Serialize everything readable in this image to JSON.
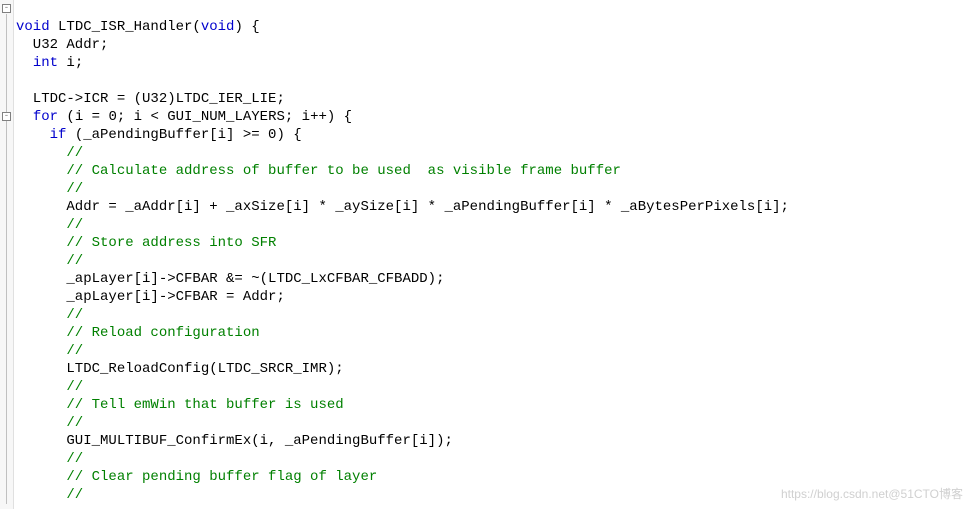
{
  "code": {
    "l1_a": "void",
    "l1_b": " LTDC_ISR_Handler(",
    "l1_c": "void",
    "l1_d": ") {",
    "l2": "  U32 Addr;",
    "l3_a": "  ",
    "l3_b": "int",
    "l3_c": " i;",
    "l4": "",
    "l5": "  LTDC->ICR = (U32)LTDC_IER_LIE;",
    "l6_a": "  ",
    "l6_b": "for",
    "l6_c": " (i = 0; i < GUI_NUM_LAYERS; i++) {",
    "l7_a": "    ",
    "l7_b": "if",
    "l7_c": " (_aPendingBuffer[i] >= 0) {",
    "l8": "      //",
    "l9": "      // Calculate address of buffer to be used  as visible frame buffer",
    "l10": "      //",
    "l11": "      Addr = _aAddr[i] + _axSize[i] * _aySize[i] * _aPendingBuffer[i] * _aBytesPerPixels[i];",
    "l12": "      //",
    "l13": "      // Store address into SFR",
    "l14": "      //",
    "l15": "      _apLayer[i]->CFBAR &= ~(LTDC_LxCFBAR_CFBADD);",
    "l16": "      _apLayer[i]->CFBAR = Addr;",
    "l17": "      //",
    "l18": "      // Reload configuration",
    "l19": "      //",
    "l20": "      LTDC_ReloadConfig(LTDC_SRCR_IMR);",
    "l21": "      //",
    "l22": "      // Tell emWin that buffer is used",
    "l23": "      //",
    "l24": "      GUI_MULTIBUF_ConfirmEx(i, _aPendingBuffer[i]);",
    "l25": "      //",
    "l26": "      // Clear pending buffer flag of layer",
    "l27": "      //"
  },
  "watermark": "https://blog.csdn.net@51CTO博客"
}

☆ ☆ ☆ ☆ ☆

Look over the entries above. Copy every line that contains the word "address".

    "l9": "      // Calculate address of buffer to be used  as visible frame buffer",
    "l13": "      // Store address into SFR",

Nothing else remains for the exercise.